# Cramer's Rule

## Theorem

Let $n \in \N$.

Let $b_1, b_2, \dots, b_n$ be real numbers.

Let $\mathbf b = \tuple {b_1, b_2, \dots, b_n}^\intercal$.

Let $x_1, x_2, \dots, x_n$ be real numbers.

Let $\mathbf x = \tuple {x_1, x_2, \dots, x_n}^\intercal$.

Let $A$ be an invertible $n \times n$ matrix whose elements are in $\R$.

For each $i \in \set {1, \dots, n}$, let $A_i$ be the matrix obtained by replacing the $i$th column with $\mathbf b$.

Let:

$A \mathbf x = \mathbf b$

Then:

$\mathbf x_i = \dfrac {\map \det {A_i} } {\map \det A}$

for each $i \in \set {1, \dots, n}$.

## Proof

Let $C$ be the cofactor matrix of $A$.

By definition, $C^\intercal$ is the adjugate matrix of $A$.

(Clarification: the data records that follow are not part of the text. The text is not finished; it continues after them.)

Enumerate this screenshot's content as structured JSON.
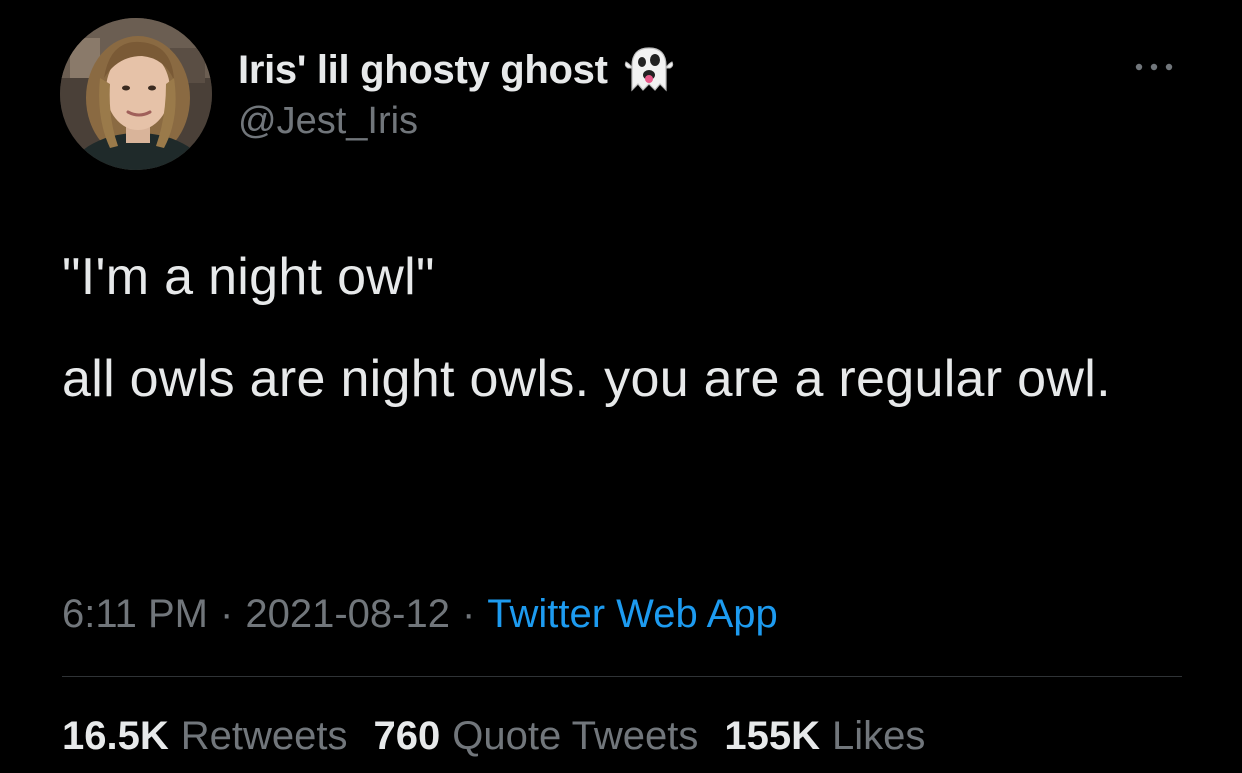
{
  "author": {
    "display_name": "Iris' lil ghosty ghost",
    "name_emoji": "ghost-emoji",
    "handle": "@Jest_Iris",
    "avatar": "profile-photo"
  },
  "more_icon": "more-horizontal-icon",
  "tweet": {
    "paragraphs": [
      "\"I'm a night owl\"",
      "all owls are night owls. you are a regular owl."
    ]
  },
  "meta": {
    "time": "6:11 PM",
    "separator": "·",
    "date": "2021-08-12",
    "source": "Twitter Web App"
  },
  "stats": {
    "retweets_count": "16.5K",
    "retweets_label": "Retweets",
    "quotes_count": "760",
    "quotes_label": "Quote Tweets",
    "likes_count": "155K",
    "likes_label": "Likes"
  },
  "colors": {
    "background": "#000000",
    "text_primary": "#e7e9ea",
    "text_secondary": "#71767b",
    "link": "#1d9bf0",
    "divider": "#2f3336"
  }
}
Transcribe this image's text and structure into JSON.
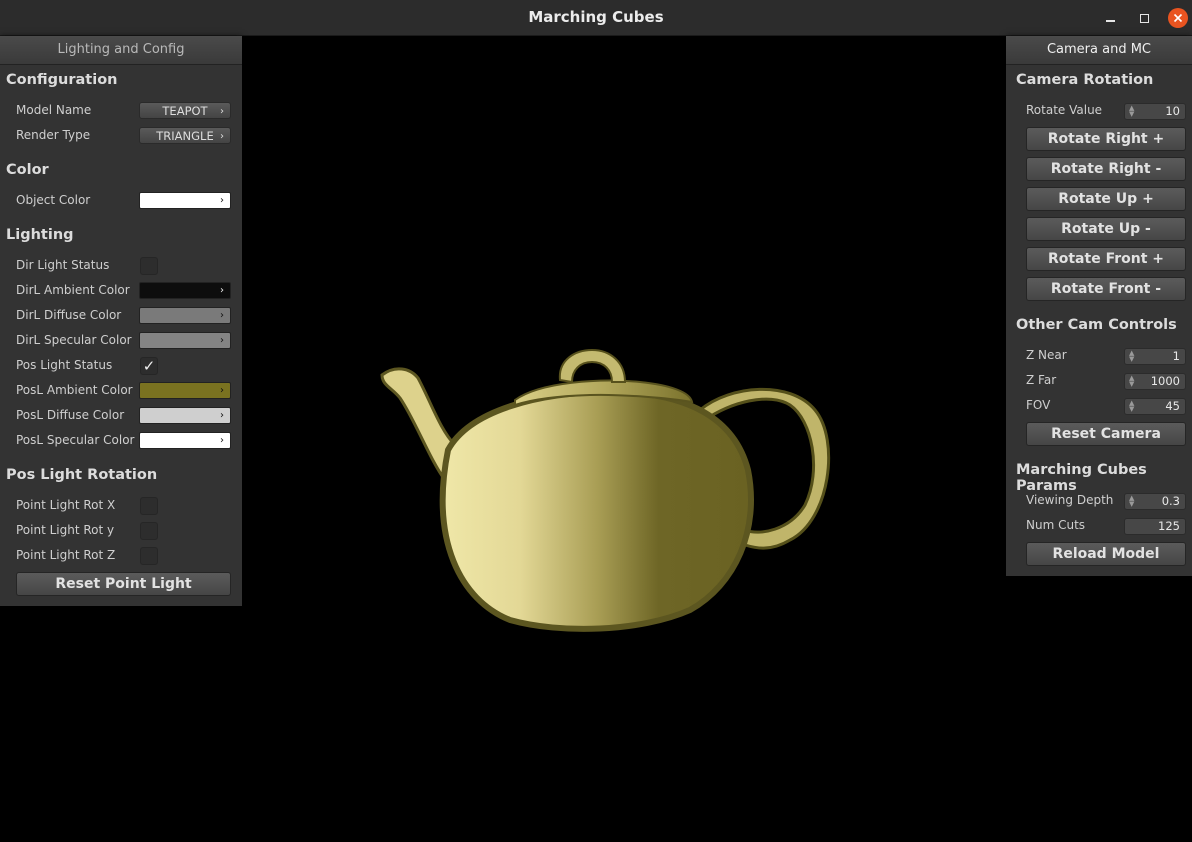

Therefore by Matrix Product with Adjugate Matrix:

$A \cdot C^\intercal = \det A \cdot I_n$

Because $A$ is invertible, $A^{-1}$ exists.

From Matrix is Invertible iff Determinant has Multiplicative Inverse, $1 / \det A$ also exists.

Therefore:

$A^{-1} = \dfrac 1 {\det A} \cdot C^\intercal$

Since by hypothesis $A \mathbf x = \mathbf b$:

$\mathbf x = A^{-1} \mathbf b$

Therefore:

$\mathbf x = \paren {\dfrac 1 {\det A} C^\intercal} \mathbf b$

For each $r, s \in \set {1, 2, \ldots, n}$, let $A_{r s}$ denote the element of $C$ whose index is $\tuple {r, s}$.

Then by the definition of transpose:

$C^\intercal = \begin {bmatrix} A_{11} & A_{21} & \dots & A_{n1} \\ A_{12} & A_{22} & \dots & A_{n2} \\ \vdots & \vdots & \ddots & \vdots \\ A_{1n} & A_{2n} & \dots & A_{nn} \end{bmatrix}$

By the definition of cofactor matrix, $A_{r s}$ is the cofactor of the element of $A$ whose index is $\tuple {r, s}$.

Let $i \in \set {1, 2, \ldots, n}$.

Then by definition of matrix product:

$\ds x_i = \dfrac 1 {\det A} \paren {\sum_{j \mathop = 1}^n A_{ji} b_j}$

Recall that $A_i$ is the matrix obtained from $A$ by replacing the $i$th column with $\mathbf b$.

Then if:

$A = \begin {bmatrix} a_{1,1} & a_{1,2} & \dots & a_{1,n} \\ a_{2,1} & a_{2,2} & \dots & a_{2,n} \\ \vdots & \vdots & \ddots & \vdots \\ a_{n,1} & a_{n,2} & \dots & a_{n,n} \end{bmatrix}$

then:

$A_i = \begin{bmatrix} a_{1,1} & a_{1,2} & \dots & a_{1, i - 1} & b_1 & a_{1, i + 1} & \dots & a_{1,n} \\ a_{2,1} & a_{2,2} & \dots & a_{2, i - 1} & b_2 & a_{2, i + 1} & \dots & a_{2,n} \\ \vdots & \vdots & \ddots & \vdots & \vdots & \vdots & \ddots & \vdots \\ a_{n,1} & a_{n,2} & \dots & a_{n, i - 1} & b_n & a_{n, i + 1} & \dots & a_{n,n} \end{bmatrix}$

For all $j \in \set {1, 2, \dots, n}$ the matrix obtained by deleting the $j$th row and the $i$th column of $A$ is equal to the matrix obtained by deleting the $j$th row and $i$th column of $A_i$.

Therefore, by definition, the cofactor of $\sqbrk {A_i}_{j,i}$ is equal to $A_{ji}$.

By the Expansion Theorem for Determinants, we now have:

$\ds \det{A_i} = \sum_{j \mathop = 1}^n A_{ji} b_j$

Therefore:

$x_i = \dfrac {\det {A_i} } {\det A}$

as desired.

$\blacksquare$

## Source of Name

This entry was named for Gabriel Cramer.

## Historical Note

Cramer's Rule was first presented by Gabriel Cramer in $1750$.

While it can be used to solve any system of linear simultaneous equations, it needs many more mathematical operations than Gaussian elimination, hence it is generally used only for small $n$.